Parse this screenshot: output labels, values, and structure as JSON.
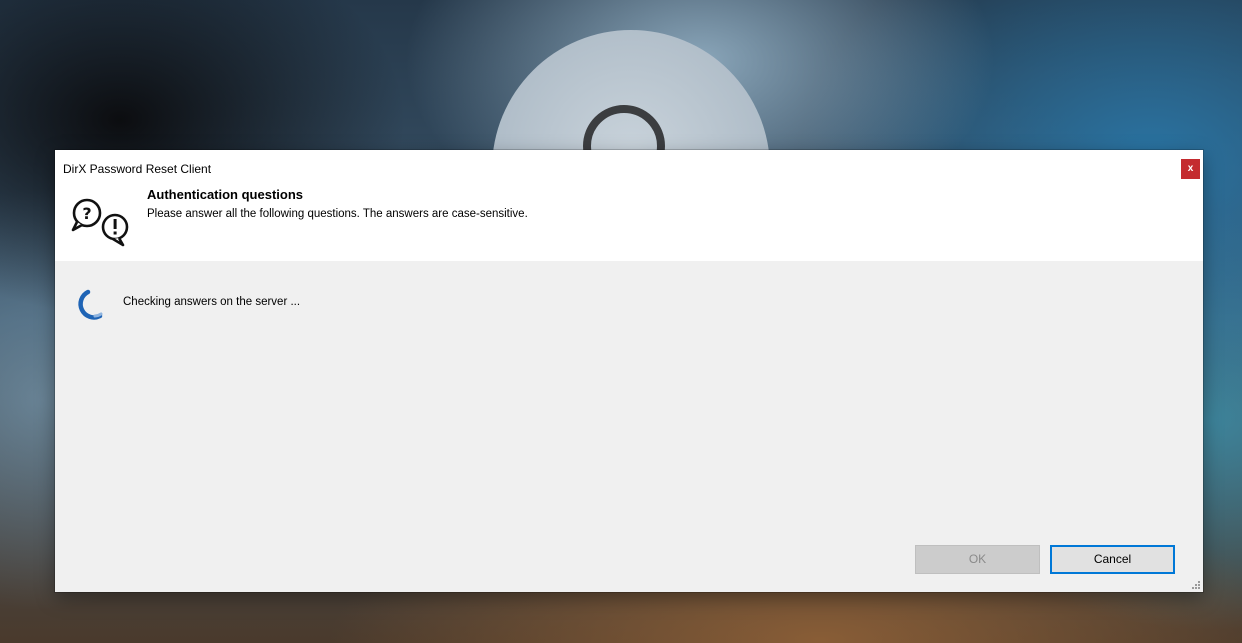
{
  "window": {
    "title": "DirX Password Reset Client",
    "close_label": "x"
  },
  "header": {
    "heading": "Authentication questions",
    "subheading": "Please answer all the following questions. The answers are case-sensitive.",
    "icon": "question-answer-bubbles-icon"
  },
  "status": {
    "message": "Checking answers on the server ...",
    "icon": "loading-spinner-icon"
  },
  "buttons": {
    "ok_label": "OK",
    "cancel_label": "Cancel"
  },
  "colors": {
    "close_button": "#c42b2f",
    "accent": "#0078d7",
    "dialog_body": "#f0f0f0",
    "header": "#ffffff"
  }
}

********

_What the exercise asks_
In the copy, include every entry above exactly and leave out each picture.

_Output below_
Parse this screenshot: output labels, values, and structure as JSON.
{
  "window": {
    "title": "DirX Password Reset Client",
    "close_label": "x"
  },
  "header": {
    "heading": "Authentication questions",
    "subheading": "Please answer all the following questions. The answers are case-sensitive.",
    "icon": "question-answer-bubbles-icon"
  },
  "status": {
    "message": "Checking answers on the server ...",
    "icon": "loading-spinner-icon"
  },
  "buttons": {
    "ok_label": "OK",
    "cancel_label": "Cancel"
  },
  "colors": {
    "close_button": "#c42b2f",
    "accent": "#0078d7",
    "dialog_body": "#f0f0f0",
    "header": "#ffffff"
  }
}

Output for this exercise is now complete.